But those aren’t the only questions the Queen’s Gambit must resolve.

Like many other countries, Italy must cut its trade ties with Russia and also reduce its dependence on China. Meloni has already decided that Italy will leave China’s Belt and Road Initiative, and since Russia’s invasion of Ukraine began, the country has managed to more than halve its imports of Russian gas. The new electrical connector being built between Tunisia and Sicily represents the flip side of this strategy: a new direction towards broader, multi-layered collaboration with Italy’s neighboring countries.

This EU-funded connector will create jobs in Tunisia, help Italy reduce its dependence on Russian gas, and any surplus will go to Europe. Meanwhile, Meloni – joined by Dutch Prime Minister Mark Rutte – also negotiated a migration deal with Tunisia, which was signed by European Commission President Ursula von der Leyen in July.

The Italian prime minister is actually trying to create the type of mutually beneficial relationship that has so often eluded European and African countries. It’s clear they would benefit from collaboration on climate change and better trade ties – and Meloni thinks Italy can also help make Ukraine’s case to some African leaders who might be best placed to propose ways out of the war.

“Italy is trying to dialogue not only with Ukraine’s traditional supporters, but also with other countries willing to offer solutions,” Taló said. “After all, any country can be attacked by its neighbor, that’s why every country should be able to understand Ukraine’s situation.”

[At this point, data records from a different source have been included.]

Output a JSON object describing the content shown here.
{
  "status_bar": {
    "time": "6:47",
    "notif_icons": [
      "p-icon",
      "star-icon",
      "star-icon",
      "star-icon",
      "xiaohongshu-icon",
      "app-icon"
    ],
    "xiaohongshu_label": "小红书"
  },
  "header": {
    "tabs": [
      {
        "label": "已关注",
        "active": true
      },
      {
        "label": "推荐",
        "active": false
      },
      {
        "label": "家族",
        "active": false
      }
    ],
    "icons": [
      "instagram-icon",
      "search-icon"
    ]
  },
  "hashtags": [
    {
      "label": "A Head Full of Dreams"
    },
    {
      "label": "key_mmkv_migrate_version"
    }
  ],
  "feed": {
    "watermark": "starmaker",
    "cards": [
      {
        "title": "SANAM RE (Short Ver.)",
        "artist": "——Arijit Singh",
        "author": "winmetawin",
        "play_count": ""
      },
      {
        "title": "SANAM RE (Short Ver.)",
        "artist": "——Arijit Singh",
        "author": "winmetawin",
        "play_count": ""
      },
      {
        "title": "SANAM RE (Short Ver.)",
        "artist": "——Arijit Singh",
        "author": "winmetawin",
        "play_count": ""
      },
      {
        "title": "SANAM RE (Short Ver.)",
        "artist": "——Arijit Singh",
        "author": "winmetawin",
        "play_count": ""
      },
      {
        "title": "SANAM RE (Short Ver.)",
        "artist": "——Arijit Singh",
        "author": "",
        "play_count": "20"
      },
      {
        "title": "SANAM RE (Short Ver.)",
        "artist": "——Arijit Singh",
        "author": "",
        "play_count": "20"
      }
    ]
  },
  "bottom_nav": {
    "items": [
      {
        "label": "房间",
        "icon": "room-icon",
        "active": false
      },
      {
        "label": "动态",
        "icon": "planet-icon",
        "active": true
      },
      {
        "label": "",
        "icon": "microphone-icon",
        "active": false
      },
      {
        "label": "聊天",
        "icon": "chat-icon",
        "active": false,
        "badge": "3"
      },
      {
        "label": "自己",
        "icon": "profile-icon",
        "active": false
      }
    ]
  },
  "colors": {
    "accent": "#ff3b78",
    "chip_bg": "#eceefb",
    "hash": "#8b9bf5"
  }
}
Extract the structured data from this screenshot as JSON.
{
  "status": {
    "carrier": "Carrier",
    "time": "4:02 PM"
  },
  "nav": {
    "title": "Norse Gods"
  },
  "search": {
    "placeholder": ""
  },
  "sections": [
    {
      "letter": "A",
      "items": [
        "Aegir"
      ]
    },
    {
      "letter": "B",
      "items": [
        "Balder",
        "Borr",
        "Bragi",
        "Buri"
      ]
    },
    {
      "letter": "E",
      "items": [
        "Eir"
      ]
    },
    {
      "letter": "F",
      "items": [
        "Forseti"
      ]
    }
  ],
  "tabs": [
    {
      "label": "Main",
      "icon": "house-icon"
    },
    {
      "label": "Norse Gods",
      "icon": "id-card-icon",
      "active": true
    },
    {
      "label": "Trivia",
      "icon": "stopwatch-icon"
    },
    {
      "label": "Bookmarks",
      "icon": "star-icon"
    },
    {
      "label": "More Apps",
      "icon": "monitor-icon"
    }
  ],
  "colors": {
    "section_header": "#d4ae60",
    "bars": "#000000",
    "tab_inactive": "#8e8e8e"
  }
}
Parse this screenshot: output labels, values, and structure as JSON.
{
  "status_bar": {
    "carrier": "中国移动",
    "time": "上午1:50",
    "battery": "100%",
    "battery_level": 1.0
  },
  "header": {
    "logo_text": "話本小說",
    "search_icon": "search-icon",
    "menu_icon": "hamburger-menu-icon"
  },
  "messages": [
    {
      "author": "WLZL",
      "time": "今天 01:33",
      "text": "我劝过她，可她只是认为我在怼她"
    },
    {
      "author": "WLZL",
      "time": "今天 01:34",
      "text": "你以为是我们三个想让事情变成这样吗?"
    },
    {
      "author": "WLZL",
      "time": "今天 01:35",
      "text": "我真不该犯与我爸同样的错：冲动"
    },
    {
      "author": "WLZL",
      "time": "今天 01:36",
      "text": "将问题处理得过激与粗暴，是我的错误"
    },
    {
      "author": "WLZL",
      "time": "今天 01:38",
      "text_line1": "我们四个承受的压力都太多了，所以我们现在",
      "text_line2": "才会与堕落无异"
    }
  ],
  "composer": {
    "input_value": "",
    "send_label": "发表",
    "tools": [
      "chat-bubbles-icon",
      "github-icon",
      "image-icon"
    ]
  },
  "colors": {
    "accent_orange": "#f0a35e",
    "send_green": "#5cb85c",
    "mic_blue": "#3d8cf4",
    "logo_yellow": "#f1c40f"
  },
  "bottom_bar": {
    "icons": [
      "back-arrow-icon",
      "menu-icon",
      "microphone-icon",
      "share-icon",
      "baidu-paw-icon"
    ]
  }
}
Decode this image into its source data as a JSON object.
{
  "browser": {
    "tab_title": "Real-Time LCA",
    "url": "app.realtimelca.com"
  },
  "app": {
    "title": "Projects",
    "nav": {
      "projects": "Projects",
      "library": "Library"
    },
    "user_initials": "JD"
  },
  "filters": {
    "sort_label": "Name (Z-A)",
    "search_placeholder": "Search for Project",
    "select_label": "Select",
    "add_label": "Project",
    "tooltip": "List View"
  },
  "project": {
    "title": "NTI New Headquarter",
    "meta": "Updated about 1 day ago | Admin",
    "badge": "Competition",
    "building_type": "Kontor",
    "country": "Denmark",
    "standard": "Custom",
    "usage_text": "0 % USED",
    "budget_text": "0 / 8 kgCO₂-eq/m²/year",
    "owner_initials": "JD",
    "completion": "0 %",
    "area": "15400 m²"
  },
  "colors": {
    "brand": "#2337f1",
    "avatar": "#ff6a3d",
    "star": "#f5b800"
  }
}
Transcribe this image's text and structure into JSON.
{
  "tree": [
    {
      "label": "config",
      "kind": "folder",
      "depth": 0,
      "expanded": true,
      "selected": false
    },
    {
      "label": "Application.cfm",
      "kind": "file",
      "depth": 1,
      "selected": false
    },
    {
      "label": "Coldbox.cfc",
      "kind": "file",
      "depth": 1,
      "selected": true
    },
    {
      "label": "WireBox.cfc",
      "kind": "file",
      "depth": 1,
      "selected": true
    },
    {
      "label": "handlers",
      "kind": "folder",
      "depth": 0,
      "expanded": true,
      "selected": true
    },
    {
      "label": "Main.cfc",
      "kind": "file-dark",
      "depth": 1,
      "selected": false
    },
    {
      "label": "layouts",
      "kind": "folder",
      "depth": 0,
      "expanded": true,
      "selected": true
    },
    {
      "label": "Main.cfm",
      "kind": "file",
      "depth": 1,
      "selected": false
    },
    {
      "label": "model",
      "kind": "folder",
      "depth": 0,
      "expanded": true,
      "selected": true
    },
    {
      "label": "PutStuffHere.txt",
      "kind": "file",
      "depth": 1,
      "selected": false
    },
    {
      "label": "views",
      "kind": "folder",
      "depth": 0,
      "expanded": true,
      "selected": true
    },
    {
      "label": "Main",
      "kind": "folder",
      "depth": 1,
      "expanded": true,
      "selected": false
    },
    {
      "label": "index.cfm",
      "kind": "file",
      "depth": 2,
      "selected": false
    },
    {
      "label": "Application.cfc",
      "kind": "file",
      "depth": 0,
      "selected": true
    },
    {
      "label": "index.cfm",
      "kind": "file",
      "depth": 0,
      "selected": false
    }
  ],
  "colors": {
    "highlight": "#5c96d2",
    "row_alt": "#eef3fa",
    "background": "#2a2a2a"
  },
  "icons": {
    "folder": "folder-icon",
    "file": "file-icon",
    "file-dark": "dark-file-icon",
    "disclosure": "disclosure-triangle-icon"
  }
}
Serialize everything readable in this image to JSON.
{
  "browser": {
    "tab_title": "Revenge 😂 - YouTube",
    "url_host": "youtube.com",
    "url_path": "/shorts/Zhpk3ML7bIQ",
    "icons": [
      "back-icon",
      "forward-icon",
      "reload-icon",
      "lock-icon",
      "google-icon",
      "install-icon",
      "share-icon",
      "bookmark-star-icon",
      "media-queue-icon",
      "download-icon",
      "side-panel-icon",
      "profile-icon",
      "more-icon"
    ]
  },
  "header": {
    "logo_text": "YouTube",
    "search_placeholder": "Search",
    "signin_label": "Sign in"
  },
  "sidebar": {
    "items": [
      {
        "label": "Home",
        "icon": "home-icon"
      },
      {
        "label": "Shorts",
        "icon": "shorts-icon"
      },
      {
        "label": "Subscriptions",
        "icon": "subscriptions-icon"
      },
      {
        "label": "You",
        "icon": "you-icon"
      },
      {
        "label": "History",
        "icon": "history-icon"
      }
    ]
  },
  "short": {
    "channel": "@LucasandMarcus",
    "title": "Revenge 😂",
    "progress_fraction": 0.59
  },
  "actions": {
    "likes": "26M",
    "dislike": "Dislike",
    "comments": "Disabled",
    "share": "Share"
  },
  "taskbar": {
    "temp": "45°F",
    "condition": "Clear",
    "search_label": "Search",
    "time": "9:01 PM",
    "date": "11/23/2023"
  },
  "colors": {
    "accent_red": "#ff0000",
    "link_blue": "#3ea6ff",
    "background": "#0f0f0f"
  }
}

In the Italian Parliament, Meloni herself significantly dissuaded lawmakers who suggested that supporting Ukraine was futile. It’s a far cry from March 2020, when COVID-stricken Italy asked its EU friends for help but received slow responses. Instead, the country had to turn to Russia and China, who flaunted their rather limited aid.

Greco helped the Queen’s Gambit become one of the favorite opening moves in chess, still used by grandmasters today. This isn’t always successful, but it’s always worth a try because the rewards are great. There is also no guarantee that a gamble from the Queen will work on the foreign policy stage – but with so many pressing crises and challenges at once, trying to resolve them one by one is futile.